During the month of August, we conducted a survey of Key Ministry's audience priorities for mental health ministry. We asked for your top five priorities out of 15 answer choices, and gave opportunity for additional comments. We received 56 responses—thanks to each one of you who responded! Here are the results:
Mental Health Ministry Survey Results - The Top 10
1 - If a teen has a mental health diagnosis, the parents are likely struggling to help their teen or with their own issues. How the faith community can support both.
2 -“There’s this kid” - How to approach a family when a child in Youth group or other program doesn’t have a diagnosis, but sure seems to fit known criteria (for ADHD, autism, etc). Flexible ministry planning to include the teen who doesn’t neatly fit the ministry model.
3 - Providing adult mentorship for students with high functioning autism. Related: intentional relationship building with ‘loners’ or people who are isolated.
4 - Training adults to be youth/teen mentors or buddies. Defining parameters for this service.
5 - Answering common questions about mental illness and faith (Example: Where is God in my mental health diagnosis?) Learning how to love well and forgive well (because mental health issues often require a lot of forgiveness.)
6 - Developing a process to get to know your church families: communications, signup forms, confidentiality issues. Creating an environment so they will confide what they are struggling with to get the right support.
7 - Training adults to be mentors or ‘buddies’ to youth group members with mental health needs.
8 - Bible study focus: praising God in the midst of a mental health diagnosis.
9 - Answers to dumb things people say to someone with a mental health diagnosis. (Just pray!)

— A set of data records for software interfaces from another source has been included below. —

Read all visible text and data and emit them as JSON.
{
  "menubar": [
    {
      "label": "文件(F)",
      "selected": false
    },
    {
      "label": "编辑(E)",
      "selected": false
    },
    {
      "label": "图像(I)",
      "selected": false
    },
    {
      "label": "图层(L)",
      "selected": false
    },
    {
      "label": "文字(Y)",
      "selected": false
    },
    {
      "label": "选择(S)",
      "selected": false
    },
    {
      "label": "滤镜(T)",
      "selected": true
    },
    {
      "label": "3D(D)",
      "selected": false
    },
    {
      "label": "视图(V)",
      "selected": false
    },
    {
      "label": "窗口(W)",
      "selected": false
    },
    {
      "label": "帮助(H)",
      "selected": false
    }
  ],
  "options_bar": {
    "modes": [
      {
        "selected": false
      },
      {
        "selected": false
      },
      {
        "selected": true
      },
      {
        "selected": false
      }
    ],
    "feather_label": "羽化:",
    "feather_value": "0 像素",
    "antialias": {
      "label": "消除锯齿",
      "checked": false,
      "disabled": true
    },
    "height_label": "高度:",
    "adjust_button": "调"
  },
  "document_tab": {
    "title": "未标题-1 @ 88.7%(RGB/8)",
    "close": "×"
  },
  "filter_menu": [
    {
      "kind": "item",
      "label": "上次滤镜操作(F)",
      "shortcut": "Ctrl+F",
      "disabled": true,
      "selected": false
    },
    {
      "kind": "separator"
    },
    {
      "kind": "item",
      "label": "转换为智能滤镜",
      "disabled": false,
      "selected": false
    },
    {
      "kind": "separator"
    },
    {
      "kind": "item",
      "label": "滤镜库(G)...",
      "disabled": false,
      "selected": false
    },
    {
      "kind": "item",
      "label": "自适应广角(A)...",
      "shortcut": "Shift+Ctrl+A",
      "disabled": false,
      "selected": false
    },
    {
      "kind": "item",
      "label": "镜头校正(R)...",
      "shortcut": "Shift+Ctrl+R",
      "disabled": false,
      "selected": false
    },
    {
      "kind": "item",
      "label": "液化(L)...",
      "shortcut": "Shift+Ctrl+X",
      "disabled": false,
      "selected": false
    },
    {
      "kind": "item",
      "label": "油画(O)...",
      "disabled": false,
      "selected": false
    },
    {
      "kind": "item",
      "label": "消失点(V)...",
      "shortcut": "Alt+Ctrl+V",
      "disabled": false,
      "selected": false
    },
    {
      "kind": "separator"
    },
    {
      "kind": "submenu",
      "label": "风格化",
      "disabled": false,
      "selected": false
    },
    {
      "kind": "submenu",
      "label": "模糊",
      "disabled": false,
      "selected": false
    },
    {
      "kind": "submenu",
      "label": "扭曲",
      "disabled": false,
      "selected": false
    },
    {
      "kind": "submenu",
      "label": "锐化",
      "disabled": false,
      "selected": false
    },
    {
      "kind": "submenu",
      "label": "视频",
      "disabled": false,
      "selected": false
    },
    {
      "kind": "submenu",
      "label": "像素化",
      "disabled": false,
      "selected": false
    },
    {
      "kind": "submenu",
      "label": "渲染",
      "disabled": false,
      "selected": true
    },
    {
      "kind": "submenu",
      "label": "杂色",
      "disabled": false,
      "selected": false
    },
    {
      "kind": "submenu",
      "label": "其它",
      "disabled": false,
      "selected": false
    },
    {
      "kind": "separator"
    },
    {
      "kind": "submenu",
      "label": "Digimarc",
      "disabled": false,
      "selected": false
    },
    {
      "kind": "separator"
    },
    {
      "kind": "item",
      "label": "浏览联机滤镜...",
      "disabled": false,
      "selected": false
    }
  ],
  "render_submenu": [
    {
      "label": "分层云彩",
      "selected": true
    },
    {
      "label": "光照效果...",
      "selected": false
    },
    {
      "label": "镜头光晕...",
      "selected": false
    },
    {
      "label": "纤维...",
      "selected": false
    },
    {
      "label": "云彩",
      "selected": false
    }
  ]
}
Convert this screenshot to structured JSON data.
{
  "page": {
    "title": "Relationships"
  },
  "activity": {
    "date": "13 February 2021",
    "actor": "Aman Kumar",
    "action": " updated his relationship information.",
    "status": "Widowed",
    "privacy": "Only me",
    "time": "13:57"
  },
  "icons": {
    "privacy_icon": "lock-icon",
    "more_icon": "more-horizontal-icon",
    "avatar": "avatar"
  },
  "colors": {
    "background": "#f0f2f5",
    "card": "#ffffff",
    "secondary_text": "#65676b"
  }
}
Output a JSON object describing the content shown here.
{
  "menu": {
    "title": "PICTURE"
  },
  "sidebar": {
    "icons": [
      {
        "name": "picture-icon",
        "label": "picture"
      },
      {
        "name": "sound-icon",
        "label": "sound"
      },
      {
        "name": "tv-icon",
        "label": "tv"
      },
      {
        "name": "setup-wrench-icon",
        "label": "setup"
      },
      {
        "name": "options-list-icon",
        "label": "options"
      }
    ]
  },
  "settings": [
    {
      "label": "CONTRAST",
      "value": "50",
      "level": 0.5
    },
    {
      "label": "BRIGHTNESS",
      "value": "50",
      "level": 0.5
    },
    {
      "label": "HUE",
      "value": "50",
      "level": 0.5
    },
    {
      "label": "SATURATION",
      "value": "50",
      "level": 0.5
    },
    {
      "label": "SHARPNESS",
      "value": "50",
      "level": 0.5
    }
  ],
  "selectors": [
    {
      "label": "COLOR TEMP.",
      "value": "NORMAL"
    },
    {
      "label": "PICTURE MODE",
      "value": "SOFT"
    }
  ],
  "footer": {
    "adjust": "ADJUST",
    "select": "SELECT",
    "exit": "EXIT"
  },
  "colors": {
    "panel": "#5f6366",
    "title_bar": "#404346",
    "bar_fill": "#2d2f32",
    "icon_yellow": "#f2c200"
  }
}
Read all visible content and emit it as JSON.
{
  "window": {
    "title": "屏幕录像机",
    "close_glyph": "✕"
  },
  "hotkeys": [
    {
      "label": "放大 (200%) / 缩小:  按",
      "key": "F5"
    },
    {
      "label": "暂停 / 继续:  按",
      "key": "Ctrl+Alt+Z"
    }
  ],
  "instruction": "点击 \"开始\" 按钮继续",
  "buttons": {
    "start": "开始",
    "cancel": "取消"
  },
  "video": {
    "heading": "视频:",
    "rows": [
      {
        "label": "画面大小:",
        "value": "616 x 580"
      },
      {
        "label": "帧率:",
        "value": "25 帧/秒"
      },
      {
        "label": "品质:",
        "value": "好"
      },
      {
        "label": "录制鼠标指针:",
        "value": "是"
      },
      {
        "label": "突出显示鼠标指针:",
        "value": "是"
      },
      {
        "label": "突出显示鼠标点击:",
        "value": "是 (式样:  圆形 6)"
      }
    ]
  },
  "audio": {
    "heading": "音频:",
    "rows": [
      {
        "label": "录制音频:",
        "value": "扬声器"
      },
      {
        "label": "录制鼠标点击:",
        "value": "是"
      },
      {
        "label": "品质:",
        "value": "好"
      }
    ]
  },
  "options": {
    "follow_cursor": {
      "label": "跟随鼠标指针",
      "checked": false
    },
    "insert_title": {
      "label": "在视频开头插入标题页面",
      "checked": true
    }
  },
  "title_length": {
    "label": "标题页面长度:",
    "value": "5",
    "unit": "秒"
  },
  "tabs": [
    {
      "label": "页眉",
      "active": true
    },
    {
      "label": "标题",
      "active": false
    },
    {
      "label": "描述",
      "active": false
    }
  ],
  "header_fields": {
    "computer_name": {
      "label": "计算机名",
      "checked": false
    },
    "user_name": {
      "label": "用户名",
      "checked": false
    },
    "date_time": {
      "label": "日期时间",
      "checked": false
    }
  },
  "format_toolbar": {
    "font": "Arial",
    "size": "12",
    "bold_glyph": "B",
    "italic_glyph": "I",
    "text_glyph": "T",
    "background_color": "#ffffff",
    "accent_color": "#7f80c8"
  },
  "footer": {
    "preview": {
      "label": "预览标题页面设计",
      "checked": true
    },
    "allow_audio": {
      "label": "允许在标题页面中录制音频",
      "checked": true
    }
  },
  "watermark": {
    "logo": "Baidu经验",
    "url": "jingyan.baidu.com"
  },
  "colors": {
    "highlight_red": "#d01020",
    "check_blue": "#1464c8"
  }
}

10 - Families of teens often leave church if their teen is hurt at church. Tips for keeping families connected to faith communities when their kid is wounded. To include “Johnny” who has a diagnosis and is hurt by others, or “Janey” who does not have a diagnosis but is hurt by “Johnny.”
We also received 18 individual comments; more than 25% of them focused on secondary trauma in parents and families and caring for the caregiver of a child or adult with mental illness.
We are actively developing new ministry tools, and will use these results to help focus our priorities.
Mental Health Ministry Priorities
In November, we will host a video ministry roundtable discussion on mental illness, and anticipate a separate video roundtable monthly series for mental health ministry starting in 2019. Look for a link in one of our upcoming newsletters.
Finally, Key Ministry is participating in an important national discussion about mental illness and the church. More details will be shared soon, but pray for us and other like-minded individuals and ministries as we seek God’s leading to focus our efforts.